The study will assess individuals’ awareness of current shared offerings, their attitudes about sharing and trust, and their engagement with sharing across a variety of contexts. Participants will be contributing to a relatively new and increasingly important knowledge base. Moreover, they will be playing a critical role in helping to generate new ideas and opportunities for the future of sharing. (Results will be shared on both Shareable.net and Latitude’s life-connected.com in the coming weeks.)
At the end of the survey, you’ll get paid $10; you can choose to pocket it as an Amazon gift card or donate the cash towards the Creative Commons Catalyst Campaign that’s going on right now… or the Project for Public Spaces (we hope you’ll choose CC!).
So help Shareable and CC out–take the survey!
You can learn more about the survey here. Shareable magazine is licensed under CC BY-NC-SA. For more on Shareable, stay tuned as CC Talks With Shareable co-founder and publisher, Neal Gorenflo, to go live next week.4 Comments »
Thanks to all of you who filled out the OER Copyright Survey! The survey is now closed, with many thoughtful responses. Again, we appreciate your responses, among which was an overarching request to have the survey translated. We definitely hope and intend to broaden the survey to more countries and in more languages in the future, and are open to ideas and support. Please contact us if you, an individual you know, or a project/organization you are in touch with is interested in participating in the next stages of research. Participation can be anything from simply responding to the survey in your own language or helping to translate, organize, or analyze the data.2 Comments »

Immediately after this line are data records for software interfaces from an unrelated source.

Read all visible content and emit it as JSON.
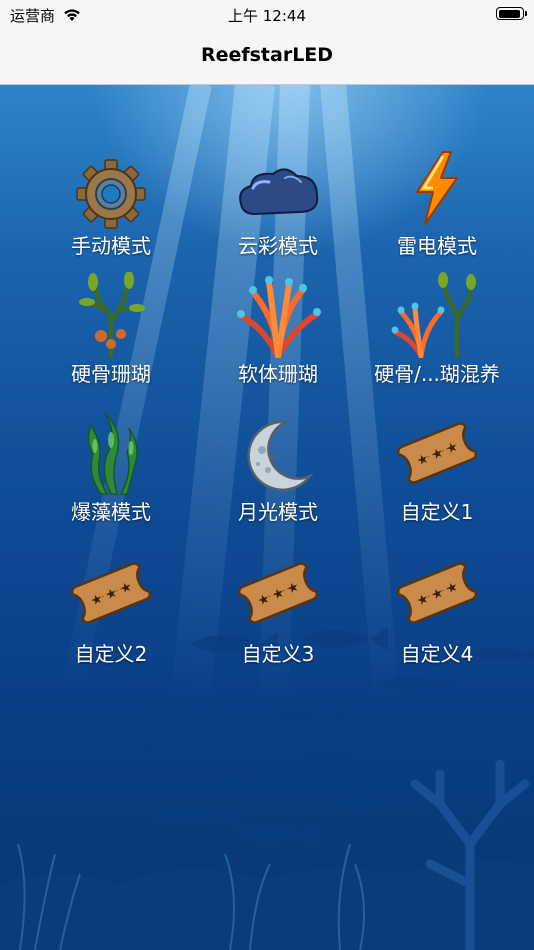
{
  "status_bar": {
    "carrier": "运营商",
    "time": "上午 12:44"
  },
  "nav": {
    "title": "ReefstarLED"
  },
  "modes": [
    {
      "label": "手动模式",
      "icon": "gear-icon"
    },
    {
      "label": "云彩模式",
      "icon": "cloud-icon"
    },
    {
      "label": "雷电模式",
      "icon": "lightning-icon"
    },
    {
      "label": "硬骨珊瑚",
      "icon": "hard-coral-icon"
    },
    {
      "label": "软体珊瑚",
      "icon": "soft-coral-icon"
    },
    {
      "label": "硬骨/...瑚混养",
      "icon": "mixed-coral-icon"
    },
    {
      "label": "爆藻模式",
      "icon": "algae-icon"
    },
    {
      "label": "月光模式",
      "icon": "moon-icon"
    },
    {
      "label": "自定义1",
      "icon": "ticket-icon"
    },
    {
      "label": "自定义2",
      "icon": "ticket-icon"
    },
    {
      "label": "自定义3",
      "icon": "ticket-icon"
    },
    {
      "label": "自定义4",
      "icon": "ticket-icon"
    }
  ]
}
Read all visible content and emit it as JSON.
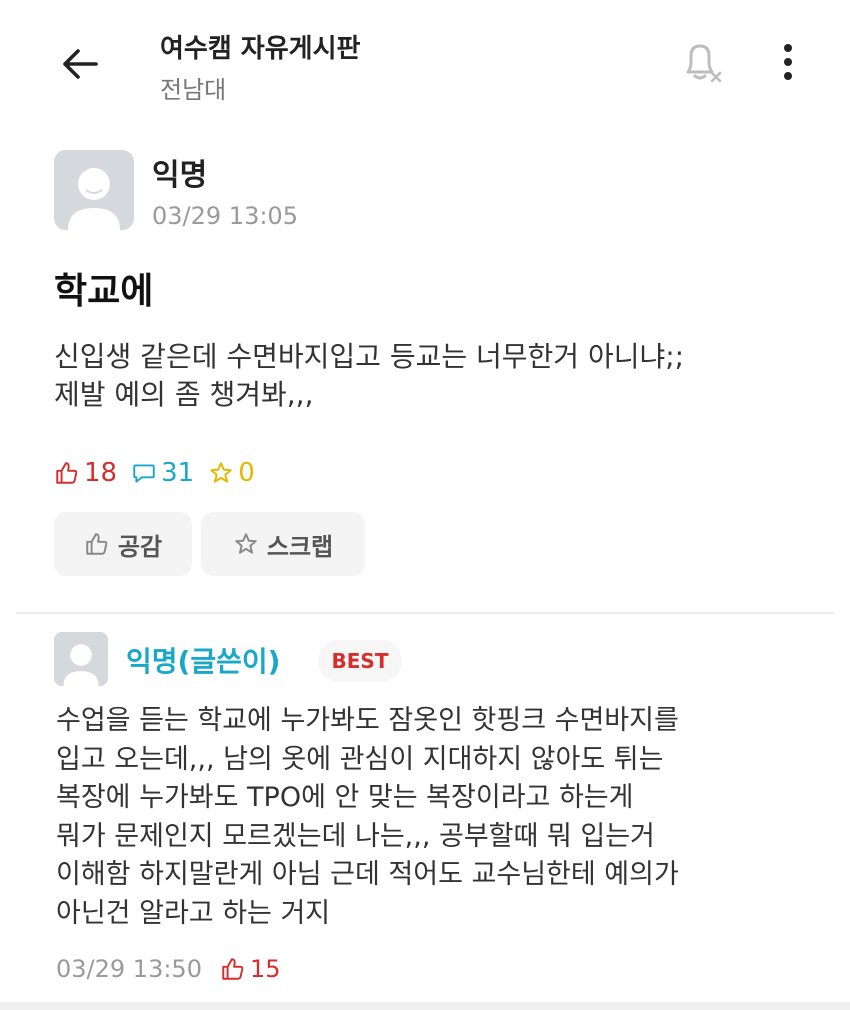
{
  "header": {
    "board_title": "여수캠 자유게시판",
    "board_sub": "전남대",
    "icons": {
      "back": "arrow-left-icon",
      "notify": "bell-off-icon",
      "more": "more-vertical-icon"
    }
  },
  "post": {
    "author": "익명",
    "time": "03/29 13:05",
    "title": "학교에",
    "body_lines": [
      "신입생 같은데 수면바지입고 등교는 너무한거 아니냐;;",
      "제발 예의 좀 챙겨봐,,,"
    ],
    "likes": "18",
    "comments": "31",
    "scraps": "0",
    "like_button": "공감",
    "scrap_button": "스크랩"
  },
  "comment": {
    "author": "익명(글쓴이)",
    "badge": "BEST",
    "body_lines": [
      "수업을 듣는 학교에 누가봐도 잠옷인 핫핑크 수면바지를",
      "입고 오는데,,, 남의 옷에 관심이 지대하지 않아도 튀는",
      "복장에 누가봐도 TPO에 안 맞는 복장이라고 하는게",
      "뭐가 문제인지 모르겠는데 나는,,, 공부할때 뭐 입는거",
      "이해함 하지말란게 아님 근데 적어도 교수님한테 예의가",
      "아닌건 알라고 하는 거지"
    ],
    "time": "03/29 13:50",
    "likes": "15"
  },
  "colors": {
    "like": "#d32f2f",
    "comment": "#1aa8c8",
    "scrap": "#e8b600",
    "author_comment": "#1aa8c8"
  }
}
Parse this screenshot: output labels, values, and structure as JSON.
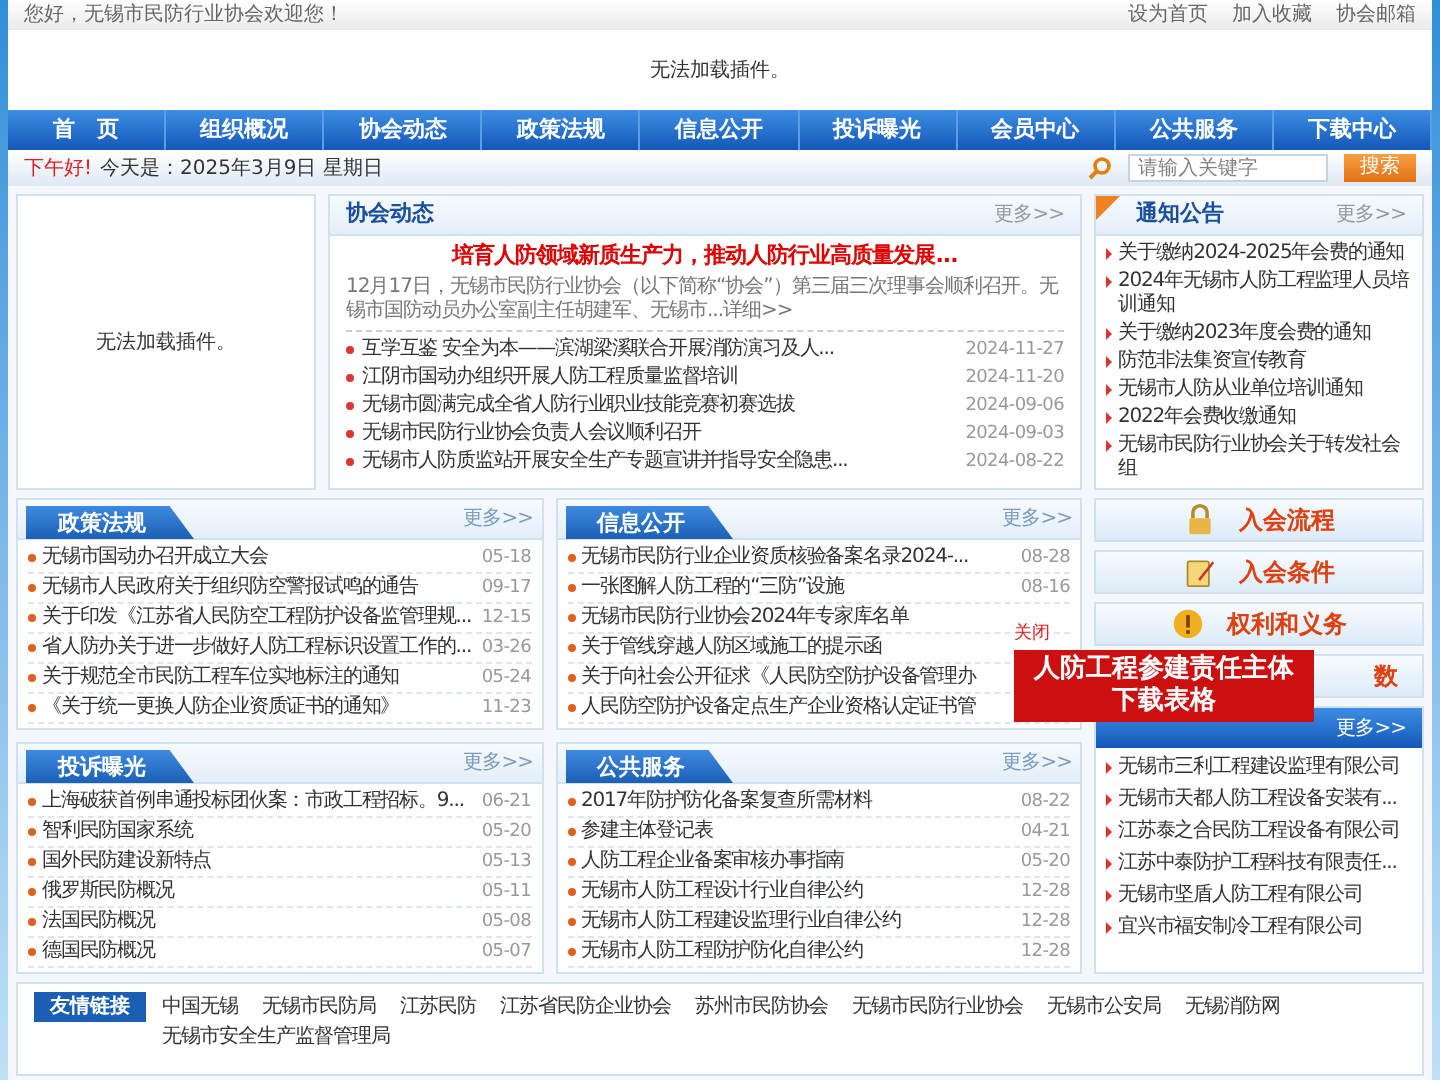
{
  "top_bar": {
    "greeting": "您好，无锡市民防行业协会欢迎您！",
    "links": [
      "设为首页",
      "加入收藏",
      "协会邮箱"
    ]
  },
  "banner": {
    "message": "无法加载插件。"
  },
  "nav": [
    "首　页",
    "组织概况",
    "协会动态",
    "政策法规",
    "信息公开",
    "投诉曝光",
    "会员中心",
    "公共服务",
    "下载中心"
  ],
  "date_bar": {
    "greeting": "下午好!",
    "today": "今天是：2025年3月9日 星期日",
    "search": {
      "placeholder": "请输入关键字"
    },
    "search_button": "搜索"
  },
  "plugin_box": {
    "message": "无法加载插件。"
  },
  "news": {
    "title": "协会动态",
    "more": "更多>>",
    "headline": "培育人防领域新质生产力，推动人防行业高质量发展...",
    "summary": "12月17日，无锡市民防行业协会（以下简称“协会”）第三届三次理事会顺利召开。无锡市国防动员办公室副主任胡建军、无锡市...",
    "summary_link": "详细>>",
    "items": [
      {
        "title": "互学互鉴 安全为本——滨湖梁溪联合开展消防演习及人...",
        "date": "2024-11-27"
      },
      {
        "title": "江阴市国动办组织开展人防工程质量监督培训",
        "date": "2024-11-20"
      },
      {
        "title": "无锡市圆满完成全省人防行业职业技能竞赛初赛选拔",
        "date": "2024-09-06"
      },
      {
        "title": "无锡市民防行业协会负责人会议顺利召开",
        "date": "2024-09-03"
      },
      {
        "title": "无锡市人防质监站开展安全生产专题宣讲并指导安全隐患...",
        "date": "2024-08-22"
      }
    ]
  },
  "notices": {
    "title": "通知公告",
    "more": "更多>>",
    "items": [
      "关于缴纳2024-2025年会费的通知",
      "2024年无锡市人防工程监理人员培训通知",
      "关于缴纳2023年度会费的通知",
      "防范非法集资宣传教育",
      "无锡市人防从业单位培训通知",
      "2022年会费收缴通知",
      "无锡市民防行业协会关于转发社会组"
    ]
  },
  "lists": [
    {
      "title": "政策法规",
      "more": "更多>>",
      "items": [
        {
          "title": "无锡市国动办召开成立大会",
          "date": "05-18"
        },
        {
          "title": "无锡市人民政府关于组织防空警报试鸣的通告",
          "date": "09-17"
        },
        {
          "title": "关于印发《江苏省人民防空工程防护设备监管理规...",
          "date": "12-15"
        },
        {
          "title": "省人防办关于进一步做好人防工程标识设置工作的...",
          "date": "03-26"
        },
        {
          "title": "关于规范全市民防工程车位实地标注的通知",
          "date": "05-24"
        },
        {
          "title": "《关于统一更换人防企业资质证书的通知》",
          "date": "11-23"
        }
      ]
    },
    {
      "title": "信息公开",
      "more": "更多>>",
      "items": [
        {
          "title": "无锡市民防行业企业资质核验备案名录2024-...",
          "date": "08-28"
        },
        {
          "title": "一张图解人防工程的“三防”设施",
          "date": "08-16"
        },
        {
          "title": "无锡市民防行业协会2024年专家库名单"
        },
        {
          "title": "关于管线穿越人防区域施工的提示函"
        },
        {
          "title": "关于向社会公开征求《人民防空防护设备管理办"
        },
        {
          "title": "人民防空防护设备定点生产企业资格认定证书管"
        }
      ]
    },
    {
      "title": "投诉曝光",
      "more": "更多>>",
      "items": [
        {
          "title": "上海破获首例串通投标团伙案：市政工程招标。9...",
          "date": "06-21"
        },
        {
          "title": "智利民防国家系统",
          "date": "05-20"
        },
        {
          "title": "国外民防建设新特点",
          "date": "05-13"
        },
        {
          "title": "俄罗斯民防概况",
          "date": "05-11"
        },
        {
          "title": "法国民防概况",
          "date": "05-08"
        },
        {
          "title": "德国民防概况",
          "date": "05-07"
        }
      ]
    },
    {
      "title": "公共服务",
      "more": "更多>>",
      "items": [
        {
          "title": "2017年防护防化备案复查所需材料",
          "date": "08-22"
        },
        {
          "title": "参建主体登记表",
          "date": "04-21"
        },
        {
          "title": "人防工程企业备案审核办事指南",
          "date": "05-20"
        },
        {
          "title": "无锡市人防工程设计行业自律公约",
          "date": "12-28"
        },
        {
          "title": "无锡市人防工程建设监理行业自律公约",
          "date": "12-28"
        },
        {
          "title": "无锡市人防工程防护防化自律公约",
          "date": "12-28"
        }
      ]
    }
  ],
  "member_links": [
    "入会流程",
    "入会条件",
    "权利和义务",
    "数"
  ],
  "members": {
    "more": "更多>>",
    "items": [
      "无锡市三利工程建设监理有限公司",
      "无锡市天都人防工程设备安装有...",
      "江苏泰之合民防工程设备有限公司",
      "江苏中泰防护工程科技有限责任...",
      "无锡市坚盾人防工程有限公司",
      "宜兴市福安制冷工程有限公司"
    ]
  },
  "popup": {
    "close": "关闭",
    "lines": [
      "人防工程参建责任主体",
      "下载表格"
    ]
  },
  "friend_links": {
    "title": "友情链接",
    "links": [
      "中国无锡",
      "无锡市民防局",
      "江苏民防",
      "江苏省民防企业协会",
      "苏州市民防协会",
      "无锡市民防行业协会",
      "无锡市公安局",
      "无锡消防网",
      "无锡市安全生产监督管理局"
    ]
  }
}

If you haven’t already, break up your Monday with the OER Copyright Survey. It only takes ten minutes, and it’s for a good cause—mainly to “gather information regarding the ways in which copyright law plays a role in, and perhaps acts as a barrier to, the practices of those who create or facilitate the production of Open Educational Resources (OER).”

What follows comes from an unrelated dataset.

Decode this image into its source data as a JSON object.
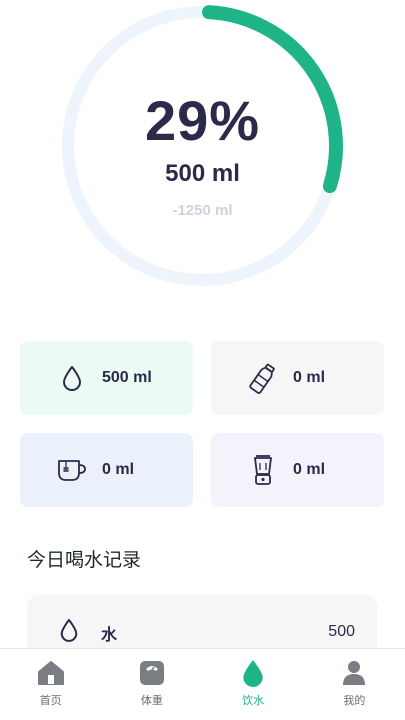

From the survey page,
“Because most content remains “all-rights-reserved” under the traditional rules of copyright, it is often the case that the creators and producers of OER must confront questions as to when and if it is permissible to use content created by others when it is not offered under an open license. For example, an OER creator may want to incorporate a clip from a film into a lesson about film techniques, or an animated video illustrating a biological process into a lesson about that process. However, if the film clip or animation is protected by “all-rights-reserved” copyright, then the OER creator may be unsure how to proceed, or may wish to rely on some exception to copyright law that may apply under such circumstances.
It is our goal to develop a deeper awareness of the degree to which OER practitioners and users grapple with copyright law issues, and whether those issues pose barriers to the creation, dissemination, and reuse of OER. We hope that this initial survey will form the basis of a larger international study led by ccLearn.”
The survey closes on August 31, so fill it out soon!No Comments »